Children and diabetes

Children with type 1 diabetes can live a normal life. Nevertheless, they need special attention. What parents, teachers, and caregivers need to know

1. Children with diabetes

When children develop type 1 diabetes, a lot of things change – for the little patients themselves and their parents. The participants must pay attention to the diet, regularly measure the blood sugar and inject insulin. The therapy accompanies the little patients throughout the day, at home, in kindergarten or at school.

That sounds complicated. And indeed, diabetes management is a significant overhead for affected families. But do not panic! Immediately after the diagnosis, parents and children learn in special training sessions how to master diabetes in everyday life so that the various measures quickly become flesh and blood.

Despite all this, children with diabetes can mostly lead a normal life and maintain their habits and activities.
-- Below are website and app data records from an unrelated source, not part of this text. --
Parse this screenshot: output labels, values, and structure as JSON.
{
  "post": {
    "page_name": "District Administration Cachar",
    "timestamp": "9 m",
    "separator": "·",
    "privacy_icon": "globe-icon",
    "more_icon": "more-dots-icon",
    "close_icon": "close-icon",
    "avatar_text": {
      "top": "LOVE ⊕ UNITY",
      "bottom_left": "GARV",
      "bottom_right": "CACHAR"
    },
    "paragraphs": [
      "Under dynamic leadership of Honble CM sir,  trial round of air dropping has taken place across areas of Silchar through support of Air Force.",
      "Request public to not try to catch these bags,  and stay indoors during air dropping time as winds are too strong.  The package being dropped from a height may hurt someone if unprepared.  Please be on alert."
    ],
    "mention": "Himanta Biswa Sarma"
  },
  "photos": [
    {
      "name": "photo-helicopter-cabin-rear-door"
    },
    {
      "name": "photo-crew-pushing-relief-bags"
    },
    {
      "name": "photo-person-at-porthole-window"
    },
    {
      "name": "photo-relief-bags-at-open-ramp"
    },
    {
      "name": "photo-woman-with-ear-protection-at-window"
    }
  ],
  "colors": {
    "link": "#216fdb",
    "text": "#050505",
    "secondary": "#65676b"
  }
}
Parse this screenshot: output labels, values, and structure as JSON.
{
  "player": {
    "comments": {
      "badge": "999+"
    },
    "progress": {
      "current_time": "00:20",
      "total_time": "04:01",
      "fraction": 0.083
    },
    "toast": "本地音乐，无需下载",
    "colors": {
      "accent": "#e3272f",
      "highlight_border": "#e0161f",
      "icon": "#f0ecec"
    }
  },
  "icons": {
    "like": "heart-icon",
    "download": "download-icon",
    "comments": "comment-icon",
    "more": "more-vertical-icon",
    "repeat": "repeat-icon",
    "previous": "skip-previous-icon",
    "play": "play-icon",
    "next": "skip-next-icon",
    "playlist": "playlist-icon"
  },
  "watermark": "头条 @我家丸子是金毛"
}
They do not have to be packed in cotton, on the contrary: Especially when they learn how to cope with difficult situations, they gain in experience, self-confidence, and safety.

For the sake of their children, parents should be as open as possible and educate their environment about diabetes and its treatment. The better informed all participants are, the more confident they will be in dealing with the disease. Here are some tips for parents, carers, and teachers of children with diabetes.

What is Type 1 Diabetes?

Most people have type 1 diabetes when children develop diabetes. This is an autoimmune disease. The body’s immune system attacks the beta cells in the pancreas. These produce the hormone insulin, which is necessary to pass sugar from the blood into the cells. If the beta cells are completely destroyed, those affected no longer produce their own insulin and the blood sugar level rises. They need to deliver the vital hormone from outside to regulate their values – usually by injecting it. Without insulin, there are serious metabolic disorders that can be fatal. In addition, increased levels of sugar permanently damage many organs in the body.

If numerous beta cells are already destroyed, insulin deficiency often manifests with symptoms such as thirst, frequent urination, fatigue, weight loss and nausea. Type 1 diabetes often develops within a few days and weeks. Therefore, parents should consult a doctor in good time if the symptoms occur.

Far less common in children in Europe is type 2 diabetes , which can be the result of obesity and lack of exercise. Although the pancreas still produces insulin, it is worse. Therefore, even in type 2 diabetes, the blood sugar levels rise. He is usually initially treated but not with insulin, but with tablets.

2. Diabetes therapy in children
Children with type 1 diabetes have too little or no insulin. The result is that the sugar from the blood does not reach the cells, where it is needed for energy. Instead, the blood sugar rises. The treatment of type 1 diabetes aims to get the metabolism under control again and to avoid high or low blood glucose levels. For more about too high and too low values, see 3.

The attending physician will adjust the target values as well as the therapy according to the metabolism attitude, the living conditions and the individual possibilities of the child. In training, parents and children learn how to cope with everyday life with diabetes and what to look for. Also for teachers and supervisors ,there are training courses in which they can inform themselves.

Blood sugar levels lower with insulin
Children with type 1 diabetes need insulin several times a day to lower their blood sugar levels. This can be done either with a syringe or by pensplash under the skin. Increasingly, young diabetes patients in Germany also receive an insulin pump that continuously delivers insulin into the tissue.

Standard in the conventional form of treatment is the intensified insulin therapy. In this, the children receive a long-acting insulin, which should cover the basic needs – the so-called basal insulin. In addition, short-acting insulins should catch the blood sugar increases after eating and correct excessively high blood sugar levels.

Dosage should take into account the current blood glucose level as well as the upcoming meal and physical activity. Because diet and exercise affect the blood sugar level. In principle, children with diabetes can eat everything. Even sugar is not taboo. However, she and her parents need to learn how to correctly calculate the carbohydrate content of a meal. Only then do they know how much insulin they need to inject to make up for the sugar increase after eating. In order to prevent the blood sugar from sinking too low, schoolchildren with diabetes must be allowed to eat in the classroom outside of school breaks if necessary. Otherwise, there is a risk of heavy hypoglycaemia .

Insulin pump: aan lternative to spraying
Insulin pumps are small devices that are comfortable to wear on the body. At the push of a button, they deliver a dose of insulin to correct blood glucose levels. In addition, they are constantly pouring out a small amount of insulin to cover their basic needs.

Especially in small children, the therapy with the insulin pump has some advantages. The spraying with the pen is eliminated. With this, the small amounts of insulin that infants need, often dosing badly, which can be a cause of blood sugar fluctuations. The pump works better. Even for parents or caregivers, the insulin delivery is easier than pressing a button or pen with sa yringe.

Parents must apply for an insulin pump with the health insurance. You should work hand in hand with the attending physician. The cash registers do not always cover the costs of the pump.